_Saved data entries_.
# # #

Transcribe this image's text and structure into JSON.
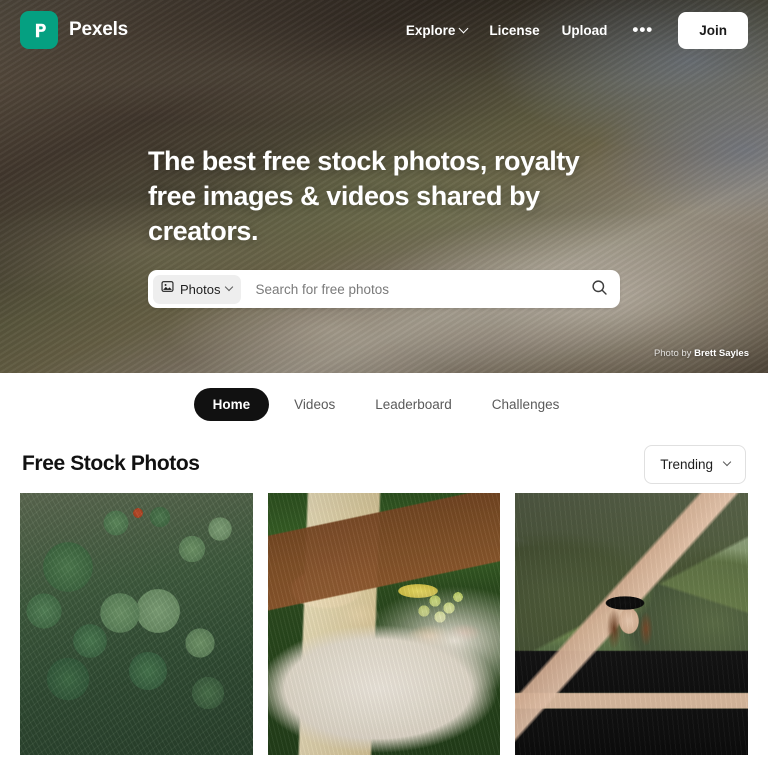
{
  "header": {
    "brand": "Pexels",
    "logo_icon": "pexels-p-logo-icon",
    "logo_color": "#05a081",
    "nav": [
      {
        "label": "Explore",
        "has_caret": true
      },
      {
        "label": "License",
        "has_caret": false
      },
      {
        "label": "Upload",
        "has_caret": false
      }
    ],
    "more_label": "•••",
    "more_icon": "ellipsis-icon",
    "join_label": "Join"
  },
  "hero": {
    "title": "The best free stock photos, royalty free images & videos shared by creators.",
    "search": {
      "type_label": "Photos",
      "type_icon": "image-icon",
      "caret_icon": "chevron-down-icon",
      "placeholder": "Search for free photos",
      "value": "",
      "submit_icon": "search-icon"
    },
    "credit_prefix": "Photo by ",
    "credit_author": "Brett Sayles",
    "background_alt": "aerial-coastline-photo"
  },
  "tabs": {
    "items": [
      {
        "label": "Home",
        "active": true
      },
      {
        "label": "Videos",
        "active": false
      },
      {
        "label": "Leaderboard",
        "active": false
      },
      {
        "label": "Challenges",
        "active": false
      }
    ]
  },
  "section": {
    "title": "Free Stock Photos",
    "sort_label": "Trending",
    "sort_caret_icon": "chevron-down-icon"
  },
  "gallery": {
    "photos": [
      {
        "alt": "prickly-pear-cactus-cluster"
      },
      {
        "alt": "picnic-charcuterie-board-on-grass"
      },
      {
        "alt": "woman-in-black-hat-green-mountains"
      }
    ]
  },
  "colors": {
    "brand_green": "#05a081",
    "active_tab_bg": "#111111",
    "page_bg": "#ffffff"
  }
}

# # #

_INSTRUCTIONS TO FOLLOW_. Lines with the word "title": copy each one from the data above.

_TASK OUTPUT_.
    "title": "The best free stock photos, royalty free images & videos shared by creators.",
    "title": "Free Stock Photos",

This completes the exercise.